*** Dataset extract Section Begins ***

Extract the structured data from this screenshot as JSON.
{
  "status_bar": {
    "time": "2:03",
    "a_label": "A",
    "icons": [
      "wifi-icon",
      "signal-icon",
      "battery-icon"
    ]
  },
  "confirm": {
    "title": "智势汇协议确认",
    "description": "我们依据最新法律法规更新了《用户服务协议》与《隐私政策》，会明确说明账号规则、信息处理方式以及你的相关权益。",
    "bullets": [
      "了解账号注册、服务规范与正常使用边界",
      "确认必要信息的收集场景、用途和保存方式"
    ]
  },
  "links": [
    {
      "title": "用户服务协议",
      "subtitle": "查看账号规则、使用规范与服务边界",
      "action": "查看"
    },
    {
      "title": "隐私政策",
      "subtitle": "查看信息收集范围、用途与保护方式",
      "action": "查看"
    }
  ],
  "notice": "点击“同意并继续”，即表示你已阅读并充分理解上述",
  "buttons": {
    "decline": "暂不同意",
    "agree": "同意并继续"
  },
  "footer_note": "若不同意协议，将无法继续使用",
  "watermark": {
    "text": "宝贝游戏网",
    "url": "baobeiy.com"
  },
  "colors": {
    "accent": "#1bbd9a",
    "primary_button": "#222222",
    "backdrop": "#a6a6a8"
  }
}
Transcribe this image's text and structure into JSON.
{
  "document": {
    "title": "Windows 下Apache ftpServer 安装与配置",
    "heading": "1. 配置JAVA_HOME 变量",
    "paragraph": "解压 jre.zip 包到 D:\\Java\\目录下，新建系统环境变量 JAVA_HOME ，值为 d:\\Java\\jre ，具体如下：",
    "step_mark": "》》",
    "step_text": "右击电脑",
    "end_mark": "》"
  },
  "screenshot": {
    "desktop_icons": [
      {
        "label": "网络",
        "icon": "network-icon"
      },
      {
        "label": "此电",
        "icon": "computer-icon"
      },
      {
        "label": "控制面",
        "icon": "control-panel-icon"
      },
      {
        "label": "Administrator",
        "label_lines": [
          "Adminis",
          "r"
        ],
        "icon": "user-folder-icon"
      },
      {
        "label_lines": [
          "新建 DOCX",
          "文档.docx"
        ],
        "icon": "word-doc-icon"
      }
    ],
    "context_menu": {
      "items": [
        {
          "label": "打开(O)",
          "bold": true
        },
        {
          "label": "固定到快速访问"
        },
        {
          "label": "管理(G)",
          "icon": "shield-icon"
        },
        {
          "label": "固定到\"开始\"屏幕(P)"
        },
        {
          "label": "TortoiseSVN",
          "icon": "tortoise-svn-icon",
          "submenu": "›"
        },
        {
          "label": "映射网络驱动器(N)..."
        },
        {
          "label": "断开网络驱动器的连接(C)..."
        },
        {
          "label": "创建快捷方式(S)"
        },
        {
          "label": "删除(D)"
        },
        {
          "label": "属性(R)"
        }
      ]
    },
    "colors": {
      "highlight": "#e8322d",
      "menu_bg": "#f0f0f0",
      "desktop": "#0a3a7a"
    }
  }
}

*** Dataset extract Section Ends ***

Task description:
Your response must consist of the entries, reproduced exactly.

Answer space:
Extract the structured data from this screenshot as JSON.
{
  "status_bar": {
    "time": "2:03",
    "a_label": "A",
    "icons": [
      "wifi-icon",
      "signal-icon",
      "battery-icon"
    ]
  },
  "confirm": {
    "title": "智势汇协议确认",
    "description": "我们依据最新法律法规更新了《用户服务协议》与《隐私政策》，会明确说明账号规则、信息处理方式以及你的相关权益。",
    "bullets": [
      "了解账号注册、服务规范与正常使用边界",
      "确认必要信息的收集场景、用途和保存方式"
    ]
  },
  "links": [
    {
      "title": "用户服务协议",
      "subtitle": "查看账号规则、使用规范与服务边界",
      "action": "查看"
    },
    {
      "title": "隐私政策",
      "subtitle": "查看信息收集范围、用途与保护方式",
      "action": "查看"
    }
  ],
  "notice": "点击“同意并继续”，即表示你已阅读并充分理解上述",
  "buttons": {
    "decline": "暂不同意",
    "agree": "同意并继续"
  },
  "footer_note": "若不同意协议，将无法继续使用",
  "watermark": {
    "text": "宝贝游戏网",
    "url": "baobeiy.com"
  },
  "colors": {
    "accent": "#1bbd9a",
    "primary_button": "#222222",
    "backdrop": "#a6a6a8"
  }
}
Transcribe this image's text and structure into JSON.
{
  "document": {
    "title": "Windows 下Apache ftpServer 安装与配置",
    "heading": "1. 配置JAVA_HOME 变量",
    "paragraph": "解压 jre.zip 包到 D:\\Java\\目录下，新建系统环境变量 JAVA_HOME ，值为 d:\\Java\\jre ，具体如下：",
    "step_mark": "》》",
    "step_text": "右击电脑",
    "end_mark": "》"
  },
  "screenshot": {
    "desktop_icons": [
      {
        "label": "网络",
        "icon": "network-icon"
      },
      {
        "label": "此电",
        "icon": "computer-icon"
      },
      {
        "label": "控制面",
        "icon": "control-panel-icon"
      },
      {
        "label": "Administrator",
        "label_lines": [
          "Adminis",
          "r"
        ],
        "icon": "user-folder-icon"
      },
      {
        "label_lines": [
          "新建 DOCX",
          "文档.docx"
        ],
        "icon": "word-doc-icon"
      }
    ],
    "context_menu": {
      "items": [
        {
          "label": "打开(O)",
          "bold": true
        },
        {
          "label": "固定到快速访问"
        },
        {
          "label": "管理(G)",
          "icon": "shield-icon"
        },
        {
          "label": "固定到\"开始\"屏幕(P)"
        },
        {
          "label": "TortoiseSVN",
          "icon": "tortoise-svn-icon",
          "submenu": "›"
        },
        {
          "label": "映射网络驱动器(N)..."
        },
        {
          "label": "断开网络驱动器的连接(C)..."
        },
        {
          "label": "创建快捷方式(S)"
        },
        {
          "label": "删除(D)"
        },
        {
          "label": "属性(R)"
        }
      ]
    },
    "colors": {
      "highlight": "#e8322d",
      "menu_bg": "#f0f0f0",
      "desktop": "#0a3a7a"
    }
  }
}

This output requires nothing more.